Water gardens may be irregular or geometric in shape. Irregularly shaped water gardens have a natural look, while the geometric shapes appear more formal. Before you start construction, try laying out possible water garden designs using a garden hose or rope.
Whether your water garden is a plastic tub or an aesthetic wonder, good water quality is essential. Poor quality water makes the water garden less attractive and can harm fish and plants. Once the basics of water quality are understood, maintenance will require a minimum of time.
The first consideration is a supply of good quality water to fill the pool. The most common sources are city water and well water. Surface water from a creek or pond is not recommended as it may contain contaminants, diseases and wild fish, any of which may harm the water garden’s ecosystem. If city water is used it must be dechlorinated before adding fish and plants.
One common mistake is stocking too many fish. A water garden is suitable for fish only as long as it can supply adequate oxygen and decompose the wastes produced. The number of fish the water garden can support depends on factors such as the size of the water garden, size of the fish, temperature, amount of sunlight the water garden receives, whether or not aeration is provided, and how well the natural or rtificial filtration system removes wastes.
A water garden is a wonderful way to enjoy the natural beauty of aquatic plants and animals and gain a better understanding of the complexities of aquatic ecosystems. Designing the water garden and its surroundings is an outlet for creative expression and enables urban dwellers to add a serene, natural environment to their yards.
One of the biggest privileges in my life is the ability to own my own home and property. My family and I have been blessed to be able to purchase land and create the home of our dreams on it. When I am not busy writing, there are few things you can find me doing as often as tending to my ever- messy home and overwhelming lawn and garden. I have a love and hate relationship with these chores. One the one hand, I love caring for the things I own because I feel a sense of pride about them. Yet, on the other hand, it is frustrating how much time and energy it takes to keep your home and lawn looking presentable. Recently I added to my chores by putting a garden pond in my backyard.
Frankly, I had always thought that garden ponds or really decorative pieces like them were a bit too much in most yards. They looked a bit too perfect and made the property feel less homey and inviting. I had a change of heart about garden ponds when I toured the home of a friend and discovered the most quaint and brilliant garden pond situated in a corner of her backyard. The garden pond brought an extra touch to her landscaping that became irreplacable as soon as she began.
What I now love about garden ponds is that they bring a sense of nature and of wildness into the backyard of a home that is built almost anywhere. I have seen garden ponds in the backyards of homes in urban subdivisions and in the backyards of the most quaint country cabins. And I love them. I simply love what a garden pond does for the look and feel of a piece of property.

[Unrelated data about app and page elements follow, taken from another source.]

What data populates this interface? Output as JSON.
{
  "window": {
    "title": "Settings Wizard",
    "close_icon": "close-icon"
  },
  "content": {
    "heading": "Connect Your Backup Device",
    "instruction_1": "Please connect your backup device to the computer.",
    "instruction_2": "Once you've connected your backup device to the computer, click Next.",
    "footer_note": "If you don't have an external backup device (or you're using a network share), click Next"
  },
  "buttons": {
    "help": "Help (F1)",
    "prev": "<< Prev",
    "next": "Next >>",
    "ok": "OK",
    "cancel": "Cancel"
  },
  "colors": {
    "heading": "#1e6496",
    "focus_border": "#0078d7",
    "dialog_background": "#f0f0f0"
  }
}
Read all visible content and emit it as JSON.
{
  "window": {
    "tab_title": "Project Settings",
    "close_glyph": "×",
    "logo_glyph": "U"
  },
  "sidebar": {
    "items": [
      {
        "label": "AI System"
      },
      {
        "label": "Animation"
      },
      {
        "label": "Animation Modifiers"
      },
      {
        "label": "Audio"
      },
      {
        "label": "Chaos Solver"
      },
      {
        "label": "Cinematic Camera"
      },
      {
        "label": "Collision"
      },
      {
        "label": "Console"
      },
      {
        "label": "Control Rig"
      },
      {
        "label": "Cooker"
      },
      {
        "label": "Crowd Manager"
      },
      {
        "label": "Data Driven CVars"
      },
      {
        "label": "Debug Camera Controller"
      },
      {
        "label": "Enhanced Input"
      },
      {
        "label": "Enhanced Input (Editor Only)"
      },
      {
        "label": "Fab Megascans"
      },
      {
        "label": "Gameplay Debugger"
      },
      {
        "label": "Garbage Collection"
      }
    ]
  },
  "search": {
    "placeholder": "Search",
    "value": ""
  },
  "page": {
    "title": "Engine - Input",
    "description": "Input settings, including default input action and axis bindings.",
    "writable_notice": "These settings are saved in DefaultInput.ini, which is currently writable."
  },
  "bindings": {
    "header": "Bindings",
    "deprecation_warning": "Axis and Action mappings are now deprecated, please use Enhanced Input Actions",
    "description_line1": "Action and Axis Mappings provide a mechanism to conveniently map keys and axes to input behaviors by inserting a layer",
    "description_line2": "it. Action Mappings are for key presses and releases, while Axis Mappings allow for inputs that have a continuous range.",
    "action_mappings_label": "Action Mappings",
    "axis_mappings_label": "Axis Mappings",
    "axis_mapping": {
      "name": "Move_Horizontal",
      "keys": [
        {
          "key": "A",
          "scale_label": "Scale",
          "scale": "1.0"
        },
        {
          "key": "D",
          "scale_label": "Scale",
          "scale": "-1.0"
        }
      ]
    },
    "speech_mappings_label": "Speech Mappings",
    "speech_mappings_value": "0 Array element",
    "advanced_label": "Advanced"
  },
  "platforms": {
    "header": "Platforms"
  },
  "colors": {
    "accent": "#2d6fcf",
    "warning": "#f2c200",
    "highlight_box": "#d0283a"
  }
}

If you are thinking of adding a garden pond to your landscape, think carefully about it and do not proceed without caution. One of the worst things can be to rush into a project like a garden pond and then regret a half-done job. Take your time and get the opinions and advice of friends and fellow landscapers before you break ground on your garden pond project. Think carefully about the perfect location of your garden-pond-to-be. Does the area you’ve chosen get enough sunshine? Do you want it to be centrally located as the center piece of your landscape or off to the side and hidden more? Think about the ideal yard you want to create and then proceed carefully into making a great garden pond.
Grab a few books or get online and find hints on making a garden pond a reality on your property. It won’t be easy, but if done well, the results will be worth it.